With Handel in the later Baroque–whose work is illustrated by the Water Music Overture–suites and concertos become the road shows of the age and open the way to the symphonic music of the classical and early romantic periods. (The concert alas commits the mortal sin of omitting so much as a twang from J.S. Bach, whose influence is all over two-thirds of the afternoon’s compositions.) Mozart’s “A Little Night Music” (the elevator music of its day) will mark the concert’s midpoint before works by varied Romantics–Smetana, Grieg and Brahms–lead into the 20th century: a tango by Leroy Anderson, the traditional “Irish Party in Third Class” (made too famous by “Titanic”) and John Lennon’s and Paul McCartney’s “Eleanor Rigby.”
There’ll be more, but that’s why you must show up. (Parking assistance is provided.)
A freewill donation is encouraged: the Flagler Youth Orchestra is a product of the Flagler County School district, which subsidizes much of its operations. But it’s only through extensive fund-raising by the Friends of the Youth Orchestra that the orchestra ensures that about a third of its performers, who cannot afford instruments on their own, are provided scholarships that place those instruments in their hands. A single violin costs $200 at the lowest end, a cello costs $900.
The Youth Orchestra’s sole mission beyond these performances is to provide free music education after school to all Flagler children with a desire to play an instrument. It has done so for the past 14 years.
A reception with the members of the orchestra will follow the concert. For more information about the Concert Series, call (386) 445-1600.

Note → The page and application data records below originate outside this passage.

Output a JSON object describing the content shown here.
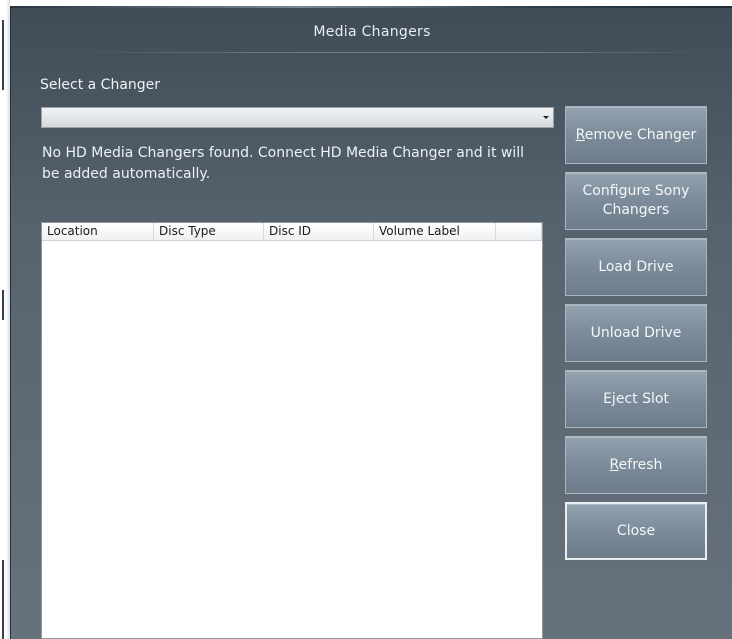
{
  "window": {
    "title": "Media Changers"
  },
  "changer": {
    "label": "Select a Changer",
    "selected": "",
    "message": "No HD Media Changers found.  Connect HD Media Changer and it will be added automatically."
  },
  "table": {
    "columns": [
      "Location",
      "Disc Type",
      "Disc ID",
      "Volume Label",
      ""
    ],
    "rows": []
  },
  "buttons": {
    "remove_changer": {
      "mnemonic": "R",
      "rest": "emove Changer"
    },
    "configure_sony": "Configure Sony Changers",
    "load_drive": "Load Drive",
    "unload_drive": "Unload Drive",
    "eject_slot": "Eject Slot",
    "refresh": {
      "mnemonic": "R",
      "rest": "efresh"
    },
    "close": "Close"
  },
  "colors": {
    "dialog_top": "#3f4c58",
    "dialog_bottom": "#66717b",
    "button_face": "#7d8d9b"
  }
}
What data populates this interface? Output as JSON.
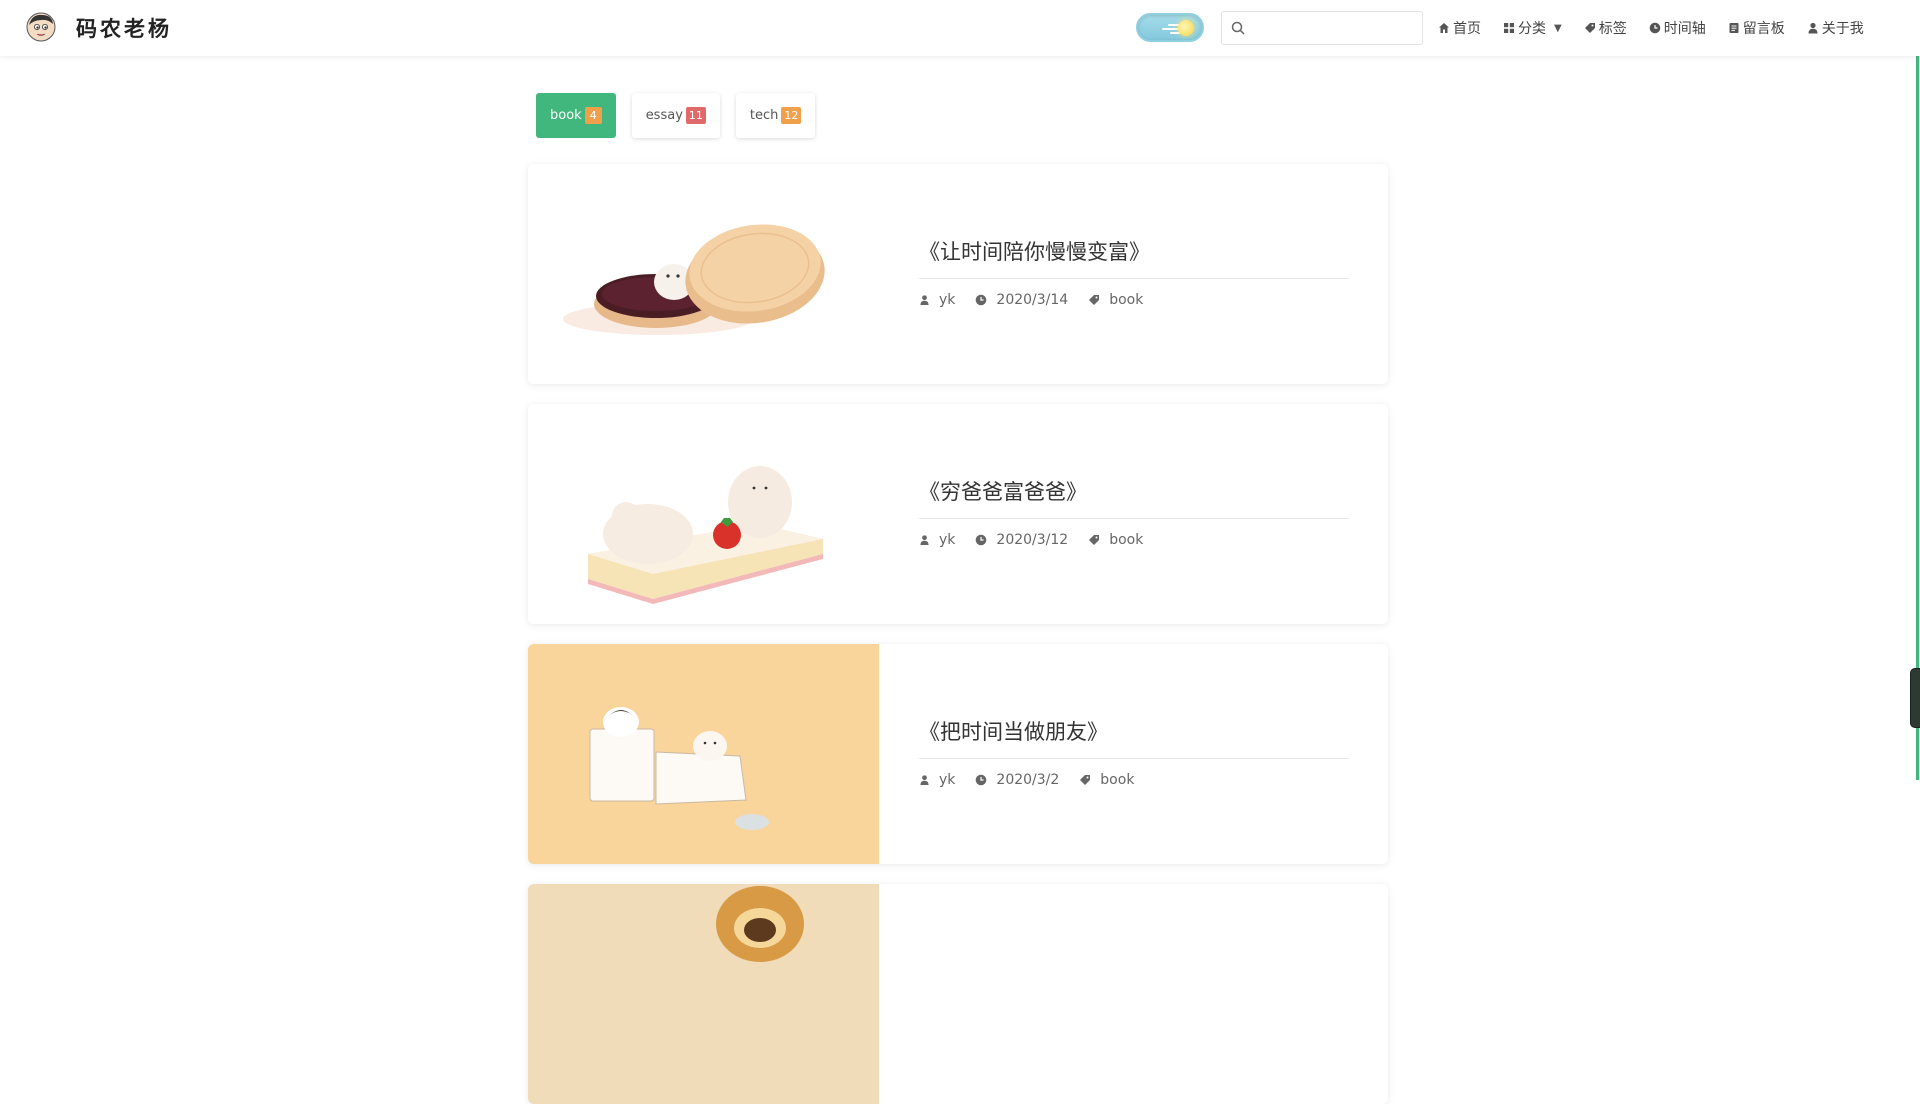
{
  "header": {
    "site_title": "码农老杨",
    "search": {
      "placeholder": "",
      "value": ""
    },
    "theme": "light",
    "nav": [
      {
        "label": "首页",
        "icon": "home-icon"
      },
      {
        "label": "分类",
        "icon": "grid-icon",
        "has_dropdown": true
      },
      {
        "label": "标签",
        "icon": "tag-icon"
      },
      {
        "label": "时间轴",
        "icon": "clock-icon"
      },
      {
        "label": "留言板",
        "icon": "message-board-icon"
      },
      {
        "label": "关于我",
        "icon": "user-icon"
      }
    ]
  },
  "categories": [
    {
      "label": "book",
      "count": "4",
      "active": true,
      "badge_color": "#f0a04b"
    },
    {
      "label": "essay",
      "count": "11",
      "active": false,
      "badge_color": "#e06a6a"
    },
    {
      "label": "tech",
      "count": "12",
      "active": false,
      "badge_color": "#f0a04b"
    }
  ],
  "posts": [
    {
      "title": "《让时间陪你慢慢变富》",
      "author": "yk",
      "date": "2020/3/14",
      "tag": "book"
    },
    {
      "title": "《穷爸爸富爸爸》",
      "author": "yk",
      "date": "2020/3/12",
      "tag": "book"
    },
    {
      "title": "《把时间当做朋友》",
      "author": "yk",
      "date": "2020/3/2",
      "tag": "book"
    },
    {
      "title": "",
      "author": "",
      "date": "",
      "tag": ""
    }
  ],
  "colors": {
    "accent_green": "#41b77e",
    "badge_orange": "#f0a04b",
    "badge_red": "#e06a6a"
  }
}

For more information on the Flagler Youth Orchestra, contact Cheryl Tristam, program director, at (386) 503-3808 or by email at [email protected].